Hack: v. tr.
1. To cut or chop with repeated and irregular blows: hacked down the saplings.
2. To break up the surface of (soil).
3. Informal. To alter (a computer program): hacked her text editor to read HTML.
To gain access to (a computer file or network) illegally or without authorization: hacked the firm's personnel database.
4. Slang. To cut or mutilate as if by hacking: hacked millions off the budget.
5. Slang. To cope with successfully; manage: couldn't hack a second job.
1. A rough, irregular cut made by hacking.
2. A tool, such as a hoe, used for hacking.
3. A blow made by hacking.
4. A rough, dry cough.
Courtesy of dictionary.com
The definitions I am stretching here are verbs 1. and 4. It might also be appropriate to use the noun definition of a tool, such as a hoe. Quoting the web site:
“For several years I immersed myself in quantum physics and pored through hundreds of scientific papers. I then had the task of decoding what was often impenetrable work into something that ordinary readers could understand.” – Lynne McTaggart

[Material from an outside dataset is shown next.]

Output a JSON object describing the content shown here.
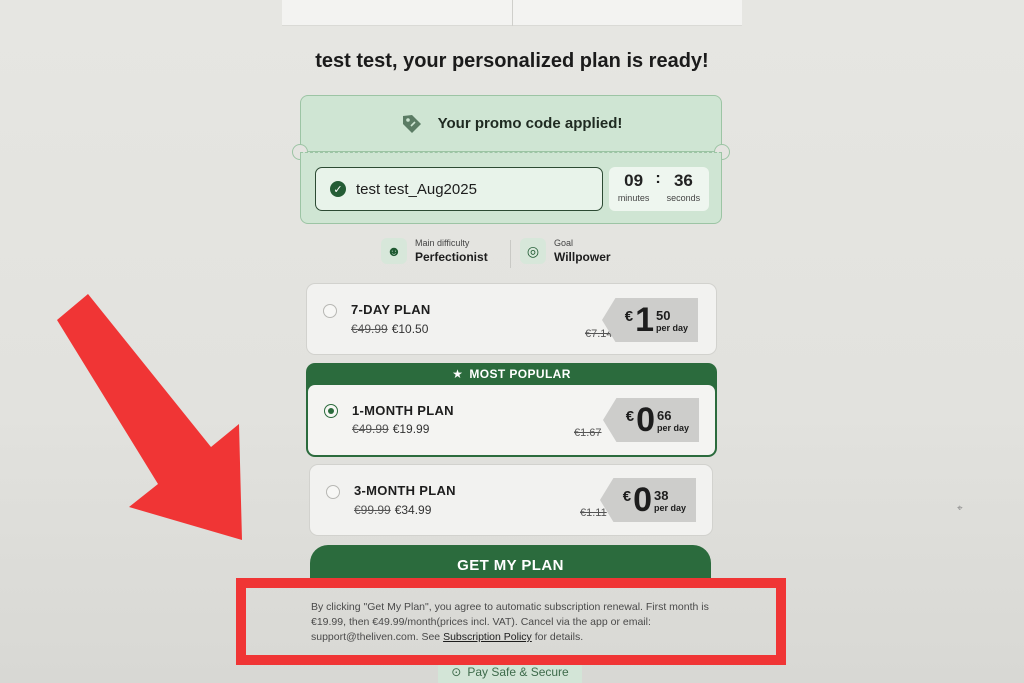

How sad for you Lynne, that you found the work impenetrable. Did you ignore those parts, or just make up a meaning? To be fair, I do not have the mathematical background to understand it either, but I do have a mathematical background, and I have not tried for several years. The confusion of ideas here is that mathematicians express themselves in numeric formulae to be confusing or obtuse. They do so because the work requires that level of precision. Any effort to dumb down the mathematics results in generalities that render the conclusions virtually meaningless. Lynne McTaggart set out to find a connection between quantum physics and New Age health practices, and lo and behold, she did! Hardly the scientific method to use science to prove your preconceived conclusions. Lynne McTaggart hacked quantum physics into little, irregular pieces that would be unrecognizable to the authors of quantum theory, and made even wilder surmises about the nature of things than do the quantum physicists themselves.
The mutual admiration society of Lynne McTaggart and Dr. Wayne Dyer was not lost on me either.